======== RECORDS FOR THE TASK
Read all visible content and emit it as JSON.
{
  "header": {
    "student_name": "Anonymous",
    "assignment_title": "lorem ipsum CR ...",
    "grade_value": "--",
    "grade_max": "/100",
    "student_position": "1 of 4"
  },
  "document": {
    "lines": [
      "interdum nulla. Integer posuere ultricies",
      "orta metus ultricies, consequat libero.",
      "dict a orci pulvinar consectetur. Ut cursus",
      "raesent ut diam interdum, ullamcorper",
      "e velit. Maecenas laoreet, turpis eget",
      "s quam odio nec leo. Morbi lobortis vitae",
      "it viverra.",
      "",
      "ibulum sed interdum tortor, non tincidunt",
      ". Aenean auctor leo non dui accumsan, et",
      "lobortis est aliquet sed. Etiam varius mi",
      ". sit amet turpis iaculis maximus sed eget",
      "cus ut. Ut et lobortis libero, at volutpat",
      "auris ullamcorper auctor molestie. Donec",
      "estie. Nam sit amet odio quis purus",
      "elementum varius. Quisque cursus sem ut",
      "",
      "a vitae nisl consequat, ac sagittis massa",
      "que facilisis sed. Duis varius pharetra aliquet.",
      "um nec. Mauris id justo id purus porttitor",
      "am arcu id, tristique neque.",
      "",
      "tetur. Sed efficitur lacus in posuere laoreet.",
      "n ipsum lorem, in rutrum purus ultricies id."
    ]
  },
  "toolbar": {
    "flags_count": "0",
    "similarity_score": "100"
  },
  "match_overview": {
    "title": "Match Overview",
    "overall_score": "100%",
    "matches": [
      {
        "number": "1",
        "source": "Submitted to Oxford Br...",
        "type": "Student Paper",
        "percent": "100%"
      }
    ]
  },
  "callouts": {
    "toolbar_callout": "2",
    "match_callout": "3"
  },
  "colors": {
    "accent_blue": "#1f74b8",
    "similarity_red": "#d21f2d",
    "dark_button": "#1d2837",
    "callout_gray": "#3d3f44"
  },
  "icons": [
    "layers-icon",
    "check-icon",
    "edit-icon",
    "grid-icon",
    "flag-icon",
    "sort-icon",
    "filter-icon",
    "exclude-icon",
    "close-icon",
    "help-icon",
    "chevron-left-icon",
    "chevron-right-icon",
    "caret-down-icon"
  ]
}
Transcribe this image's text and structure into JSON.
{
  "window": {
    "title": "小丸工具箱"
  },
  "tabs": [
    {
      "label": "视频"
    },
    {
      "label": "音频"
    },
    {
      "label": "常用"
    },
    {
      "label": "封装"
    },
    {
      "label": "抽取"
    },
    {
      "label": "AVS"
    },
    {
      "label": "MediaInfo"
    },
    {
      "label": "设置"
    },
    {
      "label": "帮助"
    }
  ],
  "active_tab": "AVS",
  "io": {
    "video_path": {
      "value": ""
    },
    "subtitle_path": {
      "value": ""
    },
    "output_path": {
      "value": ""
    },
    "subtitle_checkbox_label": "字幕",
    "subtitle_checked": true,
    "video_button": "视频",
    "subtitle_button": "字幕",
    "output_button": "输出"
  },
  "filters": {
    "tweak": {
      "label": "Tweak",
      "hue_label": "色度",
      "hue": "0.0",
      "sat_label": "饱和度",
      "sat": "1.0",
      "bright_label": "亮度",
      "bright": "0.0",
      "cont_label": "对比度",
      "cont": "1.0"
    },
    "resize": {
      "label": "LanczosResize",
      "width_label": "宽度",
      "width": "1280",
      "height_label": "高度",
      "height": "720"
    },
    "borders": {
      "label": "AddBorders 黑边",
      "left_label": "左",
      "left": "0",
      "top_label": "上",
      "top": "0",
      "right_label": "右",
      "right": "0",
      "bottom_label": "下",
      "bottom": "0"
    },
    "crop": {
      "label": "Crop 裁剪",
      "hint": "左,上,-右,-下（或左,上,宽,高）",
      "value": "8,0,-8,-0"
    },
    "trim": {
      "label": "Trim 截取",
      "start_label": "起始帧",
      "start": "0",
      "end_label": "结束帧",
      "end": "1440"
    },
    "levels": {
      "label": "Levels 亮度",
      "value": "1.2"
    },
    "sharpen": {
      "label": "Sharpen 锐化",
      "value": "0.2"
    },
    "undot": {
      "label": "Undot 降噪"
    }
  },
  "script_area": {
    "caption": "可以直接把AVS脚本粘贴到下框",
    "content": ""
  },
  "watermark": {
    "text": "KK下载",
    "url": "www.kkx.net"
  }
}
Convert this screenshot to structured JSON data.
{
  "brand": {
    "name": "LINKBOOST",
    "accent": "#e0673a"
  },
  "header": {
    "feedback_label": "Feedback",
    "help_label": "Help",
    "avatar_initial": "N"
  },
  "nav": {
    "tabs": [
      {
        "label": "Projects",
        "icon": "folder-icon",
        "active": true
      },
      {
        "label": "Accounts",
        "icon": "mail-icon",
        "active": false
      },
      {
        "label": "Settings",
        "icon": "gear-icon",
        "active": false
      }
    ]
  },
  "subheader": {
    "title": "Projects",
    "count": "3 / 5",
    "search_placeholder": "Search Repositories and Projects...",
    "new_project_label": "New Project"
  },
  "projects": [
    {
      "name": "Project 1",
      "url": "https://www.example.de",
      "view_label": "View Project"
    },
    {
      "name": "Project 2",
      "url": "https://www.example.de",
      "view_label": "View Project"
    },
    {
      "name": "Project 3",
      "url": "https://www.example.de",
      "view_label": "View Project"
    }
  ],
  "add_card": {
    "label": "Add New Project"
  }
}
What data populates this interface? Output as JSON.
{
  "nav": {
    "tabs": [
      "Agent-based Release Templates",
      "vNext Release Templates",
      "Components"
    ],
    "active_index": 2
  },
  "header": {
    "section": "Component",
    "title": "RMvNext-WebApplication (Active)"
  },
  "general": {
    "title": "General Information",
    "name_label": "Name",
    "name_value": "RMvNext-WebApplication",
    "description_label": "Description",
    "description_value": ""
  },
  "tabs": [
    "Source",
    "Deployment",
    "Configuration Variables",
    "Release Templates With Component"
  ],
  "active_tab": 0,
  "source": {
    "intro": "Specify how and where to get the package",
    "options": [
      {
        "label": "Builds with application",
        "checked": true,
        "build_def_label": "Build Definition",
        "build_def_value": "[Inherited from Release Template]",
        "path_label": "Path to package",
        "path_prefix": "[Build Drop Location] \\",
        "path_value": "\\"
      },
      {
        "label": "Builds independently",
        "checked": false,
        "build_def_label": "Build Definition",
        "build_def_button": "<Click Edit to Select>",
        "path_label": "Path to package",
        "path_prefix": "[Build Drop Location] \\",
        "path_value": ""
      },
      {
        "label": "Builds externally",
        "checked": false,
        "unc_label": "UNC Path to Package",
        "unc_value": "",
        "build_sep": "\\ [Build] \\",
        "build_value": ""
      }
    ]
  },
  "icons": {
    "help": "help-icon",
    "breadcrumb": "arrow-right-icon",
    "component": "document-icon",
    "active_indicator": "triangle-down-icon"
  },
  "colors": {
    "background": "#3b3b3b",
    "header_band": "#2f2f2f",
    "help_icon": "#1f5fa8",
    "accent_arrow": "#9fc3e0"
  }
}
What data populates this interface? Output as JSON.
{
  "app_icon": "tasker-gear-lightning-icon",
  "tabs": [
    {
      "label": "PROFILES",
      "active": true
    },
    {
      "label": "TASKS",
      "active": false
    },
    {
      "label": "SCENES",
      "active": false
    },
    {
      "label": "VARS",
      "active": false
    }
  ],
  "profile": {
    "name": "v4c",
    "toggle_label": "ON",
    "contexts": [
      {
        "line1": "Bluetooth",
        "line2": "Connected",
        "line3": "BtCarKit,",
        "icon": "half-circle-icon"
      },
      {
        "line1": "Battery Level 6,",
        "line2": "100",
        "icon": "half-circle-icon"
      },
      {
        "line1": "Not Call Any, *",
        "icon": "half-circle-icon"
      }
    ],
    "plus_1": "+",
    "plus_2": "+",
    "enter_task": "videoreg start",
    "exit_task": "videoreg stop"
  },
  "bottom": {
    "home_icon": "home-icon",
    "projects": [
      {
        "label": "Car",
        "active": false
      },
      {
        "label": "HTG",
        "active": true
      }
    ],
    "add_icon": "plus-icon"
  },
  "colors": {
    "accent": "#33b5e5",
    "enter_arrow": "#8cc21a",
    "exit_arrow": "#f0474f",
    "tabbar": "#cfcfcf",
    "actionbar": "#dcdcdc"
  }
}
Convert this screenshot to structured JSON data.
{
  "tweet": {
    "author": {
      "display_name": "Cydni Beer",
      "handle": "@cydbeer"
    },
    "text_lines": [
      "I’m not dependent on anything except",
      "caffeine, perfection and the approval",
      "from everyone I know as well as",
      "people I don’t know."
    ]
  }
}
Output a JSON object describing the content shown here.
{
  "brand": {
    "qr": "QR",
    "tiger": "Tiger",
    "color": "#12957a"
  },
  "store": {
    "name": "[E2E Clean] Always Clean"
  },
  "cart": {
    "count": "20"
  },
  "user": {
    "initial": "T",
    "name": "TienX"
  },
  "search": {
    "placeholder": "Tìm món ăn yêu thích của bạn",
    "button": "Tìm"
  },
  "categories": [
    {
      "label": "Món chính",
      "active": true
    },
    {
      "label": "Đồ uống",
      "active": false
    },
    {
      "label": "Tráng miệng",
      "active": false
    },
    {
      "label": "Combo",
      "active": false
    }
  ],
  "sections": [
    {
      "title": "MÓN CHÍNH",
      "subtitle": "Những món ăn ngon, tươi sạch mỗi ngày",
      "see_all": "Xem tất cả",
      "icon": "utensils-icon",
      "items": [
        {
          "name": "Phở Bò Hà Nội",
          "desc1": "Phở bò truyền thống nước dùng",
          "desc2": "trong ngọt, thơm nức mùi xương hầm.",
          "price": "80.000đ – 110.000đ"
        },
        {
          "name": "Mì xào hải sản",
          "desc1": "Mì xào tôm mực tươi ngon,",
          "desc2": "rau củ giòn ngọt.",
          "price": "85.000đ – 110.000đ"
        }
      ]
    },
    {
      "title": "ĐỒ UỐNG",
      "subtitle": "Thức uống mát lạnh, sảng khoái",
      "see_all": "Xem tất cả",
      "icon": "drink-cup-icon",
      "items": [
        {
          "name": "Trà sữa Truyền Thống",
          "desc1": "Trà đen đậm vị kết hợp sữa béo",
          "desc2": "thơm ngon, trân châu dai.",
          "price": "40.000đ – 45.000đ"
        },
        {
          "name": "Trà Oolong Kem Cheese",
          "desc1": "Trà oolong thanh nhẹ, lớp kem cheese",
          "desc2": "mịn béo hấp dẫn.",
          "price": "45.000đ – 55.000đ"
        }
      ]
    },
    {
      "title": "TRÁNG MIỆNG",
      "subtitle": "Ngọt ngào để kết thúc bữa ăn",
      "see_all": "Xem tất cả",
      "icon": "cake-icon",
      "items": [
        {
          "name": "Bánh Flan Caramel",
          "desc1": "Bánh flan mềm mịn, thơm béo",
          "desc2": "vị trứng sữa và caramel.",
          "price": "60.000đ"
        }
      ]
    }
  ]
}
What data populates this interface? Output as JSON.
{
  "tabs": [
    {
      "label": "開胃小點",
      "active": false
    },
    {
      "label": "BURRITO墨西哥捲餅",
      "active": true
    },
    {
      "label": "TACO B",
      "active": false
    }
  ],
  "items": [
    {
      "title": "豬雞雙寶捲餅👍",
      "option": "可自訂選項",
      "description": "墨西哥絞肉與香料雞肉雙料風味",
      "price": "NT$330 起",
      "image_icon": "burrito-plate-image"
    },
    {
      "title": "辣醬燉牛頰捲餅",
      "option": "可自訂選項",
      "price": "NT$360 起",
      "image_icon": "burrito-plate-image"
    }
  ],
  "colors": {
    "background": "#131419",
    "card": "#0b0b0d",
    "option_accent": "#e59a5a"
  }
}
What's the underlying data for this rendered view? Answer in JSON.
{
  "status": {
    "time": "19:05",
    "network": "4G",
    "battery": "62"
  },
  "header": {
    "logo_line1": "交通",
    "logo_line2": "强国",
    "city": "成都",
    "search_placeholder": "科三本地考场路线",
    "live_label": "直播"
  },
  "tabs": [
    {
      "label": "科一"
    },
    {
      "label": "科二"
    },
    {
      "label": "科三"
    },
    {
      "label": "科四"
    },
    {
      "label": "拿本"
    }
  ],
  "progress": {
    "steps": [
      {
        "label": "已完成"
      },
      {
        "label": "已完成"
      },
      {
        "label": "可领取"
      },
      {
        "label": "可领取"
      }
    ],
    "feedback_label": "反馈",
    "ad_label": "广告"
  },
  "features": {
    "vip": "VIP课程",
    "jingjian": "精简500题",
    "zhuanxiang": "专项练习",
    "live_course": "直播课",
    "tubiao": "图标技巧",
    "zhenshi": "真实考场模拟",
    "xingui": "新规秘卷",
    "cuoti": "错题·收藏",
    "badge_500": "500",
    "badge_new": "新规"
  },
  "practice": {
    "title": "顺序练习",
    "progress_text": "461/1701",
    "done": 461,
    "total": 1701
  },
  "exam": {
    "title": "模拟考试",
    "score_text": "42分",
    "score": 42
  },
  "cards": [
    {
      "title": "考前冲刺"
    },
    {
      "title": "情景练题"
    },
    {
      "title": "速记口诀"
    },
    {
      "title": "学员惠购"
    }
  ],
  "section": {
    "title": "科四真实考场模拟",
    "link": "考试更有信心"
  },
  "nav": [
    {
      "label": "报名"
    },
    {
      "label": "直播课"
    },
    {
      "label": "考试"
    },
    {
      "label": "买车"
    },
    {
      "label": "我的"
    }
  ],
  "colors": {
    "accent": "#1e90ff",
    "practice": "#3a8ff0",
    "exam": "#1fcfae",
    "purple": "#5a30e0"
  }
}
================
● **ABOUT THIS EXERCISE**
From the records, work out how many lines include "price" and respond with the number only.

● **WRITTEN SOLUTION**
7